purchased from Edmund Randolph in 1788
lawyer, Revolutionary War militia officer, legal scholar, and judge, St.
George Tucker brought three lots on Williamsburg's Palace green from
Edmund Randolph for £100 in 1788. The property included the site of
William Levingston's theater, the first in America. Bermuda-born but
educated at the College of William & Mary, Tucker moved the largest
structure, a 1716 building that had been Levingston's home, to its present
location on Nicholson Street to face the more-fashionable Market Square.
enlarged several times to accommodate Tucker's children
rambling but graceful wooden building was enlarged several times, partly
to accommodate Tucker's children. He was married twice and had nine
children and five stepchildren.
a large family must have required a sense of humor, which Tucker
undoubtedly had, as evidenced by his writing "Garrison Articles to be
Observed by the Officers and Privates Stationed at Ft. St. George Tucker
in Williamsburg" in order to teach his many children deportment.
Tucker himself was "fort comander." One of the 13 articles read,
"No Captain or subaltern officer or private shall presume to dance or
run about the room at Breakfast or Dinner time."
constructed Williamsburg's first bathroom
is better known for editing Blackstone's Commentaries on the Laws of
England (Philadelphia, 1803) to put them in an American context. He also
is credited with the construction of Williamsburg's first bathroom: he
converted his backyard dairy house and installed in it a copper bathtub
into which heated water was piped. The tub had a drain, a novelty at the
was a charter member and officer of Williamsburg's "Society for the
Promotion of Useful Knowledge." He was an avid gardener, and there
appear to be traces of 18th-centruy gardens in the yard.
known Christmas tree erected at the house in 1842
& Mary Professor Charles F.E. Minnigerode, a political refugee from
the principality of Hesse-Darmstadt, put up Williamsburg's first recorded
Christmas tree at the house in 1842. He was a friend of Tucker's son
Nathanial Beverley Tucker. Minnigerode enjoyed Nathanial's children and
put up a tree for them in the Tucker parlor in the German Yuletide
tradition. A small tree, emblematic of the occasion, now is left each
Christmas on the porch.
descendants owned home until 1993

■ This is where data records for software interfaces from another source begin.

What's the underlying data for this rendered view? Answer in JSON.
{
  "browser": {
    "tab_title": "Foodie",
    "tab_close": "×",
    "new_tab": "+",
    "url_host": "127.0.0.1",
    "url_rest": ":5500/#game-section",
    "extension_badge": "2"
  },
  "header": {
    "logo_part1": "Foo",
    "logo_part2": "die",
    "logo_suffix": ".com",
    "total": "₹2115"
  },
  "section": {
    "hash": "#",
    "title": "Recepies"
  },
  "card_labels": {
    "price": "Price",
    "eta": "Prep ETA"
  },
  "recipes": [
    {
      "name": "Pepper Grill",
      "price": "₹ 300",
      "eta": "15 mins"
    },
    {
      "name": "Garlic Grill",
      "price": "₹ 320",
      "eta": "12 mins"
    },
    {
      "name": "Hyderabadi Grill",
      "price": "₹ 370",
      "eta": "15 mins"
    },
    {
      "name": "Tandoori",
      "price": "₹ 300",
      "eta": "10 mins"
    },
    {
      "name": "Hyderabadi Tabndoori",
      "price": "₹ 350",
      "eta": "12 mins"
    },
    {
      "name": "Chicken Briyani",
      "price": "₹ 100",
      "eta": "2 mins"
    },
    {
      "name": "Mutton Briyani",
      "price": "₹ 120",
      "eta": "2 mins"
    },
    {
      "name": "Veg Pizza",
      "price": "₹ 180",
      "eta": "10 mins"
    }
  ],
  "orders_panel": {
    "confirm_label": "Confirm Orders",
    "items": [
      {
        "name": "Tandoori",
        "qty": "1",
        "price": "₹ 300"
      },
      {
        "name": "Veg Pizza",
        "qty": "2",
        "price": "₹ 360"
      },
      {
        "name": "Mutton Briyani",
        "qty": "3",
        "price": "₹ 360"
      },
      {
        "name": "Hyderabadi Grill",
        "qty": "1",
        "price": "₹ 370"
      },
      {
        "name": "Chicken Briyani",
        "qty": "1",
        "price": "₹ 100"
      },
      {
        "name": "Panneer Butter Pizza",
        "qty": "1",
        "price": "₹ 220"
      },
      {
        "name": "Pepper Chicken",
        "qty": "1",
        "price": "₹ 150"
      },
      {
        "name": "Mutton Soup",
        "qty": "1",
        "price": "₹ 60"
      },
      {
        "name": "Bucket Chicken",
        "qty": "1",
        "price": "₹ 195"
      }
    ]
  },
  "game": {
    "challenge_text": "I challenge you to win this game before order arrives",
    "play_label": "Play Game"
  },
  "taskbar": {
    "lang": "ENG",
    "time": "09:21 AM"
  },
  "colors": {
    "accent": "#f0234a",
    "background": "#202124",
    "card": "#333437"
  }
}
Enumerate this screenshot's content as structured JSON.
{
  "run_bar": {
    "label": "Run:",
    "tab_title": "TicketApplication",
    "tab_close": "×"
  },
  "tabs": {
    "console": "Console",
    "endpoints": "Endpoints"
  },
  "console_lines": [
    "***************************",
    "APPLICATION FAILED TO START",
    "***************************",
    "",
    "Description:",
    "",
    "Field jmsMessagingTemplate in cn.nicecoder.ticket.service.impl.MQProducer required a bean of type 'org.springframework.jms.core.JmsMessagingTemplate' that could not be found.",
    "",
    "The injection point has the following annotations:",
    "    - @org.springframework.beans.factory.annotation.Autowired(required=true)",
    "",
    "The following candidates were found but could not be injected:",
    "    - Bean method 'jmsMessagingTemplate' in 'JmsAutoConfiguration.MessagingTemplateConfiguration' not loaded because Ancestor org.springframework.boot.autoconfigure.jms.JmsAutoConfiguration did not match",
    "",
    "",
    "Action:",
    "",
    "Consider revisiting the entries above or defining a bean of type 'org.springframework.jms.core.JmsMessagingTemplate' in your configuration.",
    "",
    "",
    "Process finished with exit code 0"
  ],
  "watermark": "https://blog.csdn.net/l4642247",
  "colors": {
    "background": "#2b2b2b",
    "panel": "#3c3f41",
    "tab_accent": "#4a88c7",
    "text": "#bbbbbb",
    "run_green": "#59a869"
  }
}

house was restored in 1930 and 1931. Tucker's descendants lived in the
house until 1993.
St. George Tucker House is not a Colonial Williamsburg exhibition site.
George Tucker House Block 29, Building 2